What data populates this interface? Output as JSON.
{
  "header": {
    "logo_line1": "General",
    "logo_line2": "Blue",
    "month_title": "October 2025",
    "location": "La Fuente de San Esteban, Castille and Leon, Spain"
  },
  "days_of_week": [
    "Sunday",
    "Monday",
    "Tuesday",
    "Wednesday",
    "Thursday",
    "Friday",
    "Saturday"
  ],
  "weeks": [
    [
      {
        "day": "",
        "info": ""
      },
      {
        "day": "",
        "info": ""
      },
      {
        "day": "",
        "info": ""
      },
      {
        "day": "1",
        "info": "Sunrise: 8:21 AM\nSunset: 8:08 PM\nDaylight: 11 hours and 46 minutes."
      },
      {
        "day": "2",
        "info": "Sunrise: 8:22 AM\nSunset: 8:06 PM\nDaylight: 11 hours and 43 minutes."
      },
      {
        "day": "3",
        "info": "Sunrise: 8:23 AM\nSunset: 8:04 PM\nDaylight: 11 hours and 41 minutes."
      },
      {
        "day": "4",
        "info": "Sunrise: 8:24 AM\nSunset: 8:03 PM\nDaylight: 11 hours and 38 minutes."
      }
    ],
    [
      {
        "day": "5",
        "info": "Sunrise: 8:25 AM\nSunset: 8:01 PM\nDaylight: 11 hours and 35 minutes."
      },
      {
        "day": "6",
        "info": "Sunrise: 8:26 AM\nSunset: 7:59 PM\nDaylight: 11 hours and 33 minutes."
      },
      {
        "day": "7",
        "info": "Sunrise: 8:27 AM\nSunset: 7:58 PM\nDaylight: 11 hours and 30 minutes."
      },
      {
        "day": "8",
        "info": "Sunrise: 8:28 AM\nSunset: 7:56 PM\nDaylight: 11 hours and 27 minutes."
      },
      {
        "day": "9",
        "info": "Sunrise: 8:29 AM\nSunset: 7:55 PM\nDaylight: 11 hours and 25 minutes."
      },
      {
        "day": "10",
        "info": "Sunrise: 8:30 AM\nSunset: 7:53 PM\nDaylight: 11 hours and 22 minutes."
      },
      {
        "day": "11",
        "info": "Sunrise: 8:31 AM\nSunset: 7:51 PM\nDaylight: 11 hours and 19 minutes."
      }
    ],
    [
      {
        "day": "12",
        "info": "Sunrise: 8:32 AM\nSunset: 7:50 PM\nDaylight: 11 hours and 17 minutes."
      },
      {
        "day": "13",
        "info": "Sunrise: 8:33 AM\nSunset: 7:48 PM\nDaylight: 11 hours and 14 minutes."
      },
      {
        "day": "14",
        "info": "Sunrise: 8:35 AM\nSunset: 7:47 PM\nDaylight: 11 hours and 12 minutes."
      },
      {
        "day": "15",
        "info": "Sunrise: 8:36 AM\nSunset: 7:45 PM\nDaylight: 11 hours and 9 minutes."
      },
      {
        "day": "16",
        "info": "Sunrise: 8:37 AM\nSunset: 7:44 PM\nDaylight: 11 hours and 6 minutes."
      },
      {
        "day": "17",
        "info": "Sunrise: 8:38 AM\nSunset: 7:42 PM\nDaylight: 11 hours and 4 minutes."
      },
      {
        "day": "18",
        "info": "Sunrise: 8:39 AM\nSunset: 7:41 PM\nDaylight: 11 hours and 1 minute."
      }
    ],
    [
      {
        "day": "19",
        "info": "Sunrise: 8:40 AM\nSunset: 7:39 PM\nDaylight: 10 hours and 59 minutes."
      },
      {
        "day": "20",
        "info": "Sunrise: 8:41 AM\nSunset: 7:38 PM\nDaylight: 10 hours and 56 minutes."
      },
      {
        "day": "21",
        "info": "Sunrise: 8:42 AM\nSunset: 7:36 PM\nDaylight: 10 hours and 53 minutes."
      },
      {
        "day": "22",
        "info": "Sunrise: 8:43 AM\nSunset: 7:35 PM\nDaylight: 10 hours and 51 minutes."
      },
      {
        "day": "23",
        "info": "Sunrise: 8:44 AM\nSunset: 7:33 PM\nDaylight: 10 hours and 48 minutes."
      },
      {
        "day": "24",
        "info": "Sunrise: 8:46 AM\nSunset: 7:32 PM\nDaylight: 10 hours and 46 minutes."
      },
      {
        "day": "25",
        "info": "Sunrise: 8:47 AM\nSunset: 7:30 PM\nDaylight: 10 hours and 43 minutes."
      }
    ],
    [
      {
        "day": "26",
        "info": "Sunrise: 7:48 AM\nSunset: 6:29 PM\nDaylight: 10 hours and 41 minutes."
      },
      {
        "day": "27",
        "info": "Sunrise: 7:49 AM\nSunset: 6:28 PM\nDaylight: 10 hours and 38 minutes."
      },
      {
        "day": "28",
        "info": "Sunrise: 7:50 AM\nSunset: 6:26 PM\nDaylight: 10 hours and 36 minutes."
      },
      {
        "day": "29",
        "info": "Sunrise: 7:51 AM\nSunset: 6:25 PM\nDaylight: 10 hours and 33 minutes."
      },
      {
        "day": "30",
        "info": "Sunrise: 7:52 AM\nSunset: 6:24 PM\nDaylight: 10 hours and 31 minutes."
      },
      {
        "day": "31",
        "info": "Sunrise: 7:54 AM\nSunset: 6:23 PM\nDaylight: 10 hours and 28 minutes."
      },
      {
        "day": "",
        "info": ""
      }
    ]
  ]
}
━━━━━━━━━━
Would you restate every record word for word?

What data populates this interface? Output as JSON.
{
  "header": {
    "logo_line1": "General",
    "logo_line2": "Blue",
    "month_title": "October 2025",
    "location": "La Fuente de San Esteban, Castille and Leon, Spain"
  },
  "days_of_week": [
    "Sunday",
    "Monday",
    "Tuesday",
    "Wednesday",
    "Thursday",
    "Friday",
    "Saturday"
  ],
  "weeks": [
    [
      {
        "day": "",
        "info": ""
      },
      {
        "day": "",
        "info": ""
      },
      {
        "day": "",
        "info": ""
      },
      {
        "day": "1",
        "info": "Sunrise: 8:21 AM\nSunset: 8:08 PM\nDaylight: 11 hours and 46 minutes."
      },
      {
        "day": "2",
        "info": "Sunrise: 8:22 AM\nSunset: 8:06 PM\nDaylight: 11 hours and 43 minutes."
      },
      {
        "day": "3",
        "info": "Sunrise: 8:23 AM\nSunset: 8:04 PM\nDaylight: 11 hours and 41 minutes."
      },
      {
        "day": "4",
        "info": "Sunrise: 8:24 AM\nSunset: 8:03 PM\nDaylight: 11 hours and 38 minutes."
      }
    ],
    [
      {
        "day": "5",
        "info": "Sunrise: 8:25 AM\nSunset: 8:01 PM\nDaylight: 11 hours and 35 minutes."
      },
      {
        "day": "6",
        "info": "Sunrise: 8:26 AM\nSunset: 7:59 PM\nDaylight: 11 hours and 33 minutes."
      },
      {
        "day": "7",
        "info": "Sunrise: 8:27 AM\nSunset: 7:58 PM\nDaylight: 11 hours and 30 minutes."
      },
      {
        "day": "8",
        "info": "Sunrise: 8:28 AM\nSunset: 7:56 PM\nDaylight: 11 hours and 27 minutes."
      },
      {
        "day": "9",
        "info": "Sunrise: 8:29 AM\nSunset: 7:55 PM\nDaylight: 11 hours and 25 minutes."
      },
      {
        "day": "10",
        "info": "Sunrise: 8:30 AM\nSunset: 7:53 PM\nDaylight: 11 hours and 22 minutes."
      },
      {
        "day": "11",
        "info": "Sunrise: 8:31 AM\nSunset: 7:51 PM\nDaylight: 11 hours and 19 minutes."
      }
    ],
    [
      {
        "day": "12",
        "info": "Sunrise: 8:32 AM\nSunset: 7:50 PM\nDaylight: 11 hours and 17 minutes."
      },
      {
        "day": "13",
        "info": "Sunrise: 8:33 AM\nSunset: 7:48 PM\nDaylight: 11 hours and 14 minutes."
      },
      {
        "day": "14",
        "info": "Sunrise: 8:35 AM\nSunset: 7:47 PM\nDaylight: 11 hours and 12 minutes."
      },
      {
        "day": "15",
        "info": "Sunrise: 8:36 AM\nSunset: 7:45 PM\nDaylight: 11 hours and 9 minutes."
      },
      {
        "day": "16",
        "info": "Sunrise: 8:37 AM\nSunset: 7:44 PM\nDaylight: 11 hours and 6 minutes."
      },
      {
        "day": "17",
        "info": "Sunrise: 8:38 AM\nSunset: 7:42 PM\nDaylight: 11 hours and 4 minutes."
      },
      {
        "day": "18",
        "info": "Sunrise: 8:39 AM\nSunset: 7:41 PM\nDaylight: 11 hours and 1 minute."
      }
    ],
    [
      {
        "day": "19",
        "info": "Sunrise: 8:40 AM\nSunset: 7:39 PM\nDaylight: 10 hours and 59 minutes."
      },
      {
        "day": "20",
        "info": "Sunrise: 8:41 AM\nSunset: 7:38 PM\nDaylight: 10 hours and 56 minutes."
      },
      {
        "day": "21",
        "info": "Sunrise: 8:42 AM\nSunset: 7:36 PM\nDaylight: 10 hours and 53 minutes."
      },
      {
        "day": "22",
        "info": "Sunrise: 8:43 AM\nSunset: 7:35 PM\nDaylight: 10 hours and 51 minutes."
      },
      {
        "day": "23",
        "info": "Sunrise: 8:44 AM\nSunset: 7:33 PM\nDaylight: 10 hours and 48 minutes."
      },
      {
        "day": "24",
        "info": "Sunrise: 8:46 AM\nSunset: 7:32 PM\nDaylight: 10 hours and 46 minutes."
      },
      {
        "day": "25",
        "info": "Sunrise: 8:47 AM\nSunset: 7:30 PM\nDaylight: 10 hours and 43 minutes."
      }
    ],
    [
      {
        "day": "26",
        "info": "Sunrise: 7:48 AM\nSunset: 6:29 PM\nDaylight: 10 hours and 41 minutes."
      },
      {
        "day": "27",
        "info": "Sunrise: 7:49 AM\nSunset: 6:28 PM\nDaylight: 10 hours and 38 minutes."
      },
      {
        "day": "28",
        "info": "Sunrise: 7:50 AM\nSunset: 6:26 PM\nDaylight: 10 hours and 36 minutes."
      },
      {
        "day": "29",
        "info": "Sunrise: 7:51 AM\nSunset: 6:25 PM\nDaylight: 10 hours and 33 minutes."
      },
      {
        "day": "30",
        "info": "Sunrise: 7:52 AM\nSunset: 6:24 PM\nDaylight: 10 hours and 31 minutes."
      },
      {
        "day": "31",
        "info": "Sunrise: 7:54 AM\nSunset: 6:23 PM\nDaylight: 10 hours and 28 minutes."
      },
      {
        "day": "",
        "info": ""
      }
    ]
  ]
}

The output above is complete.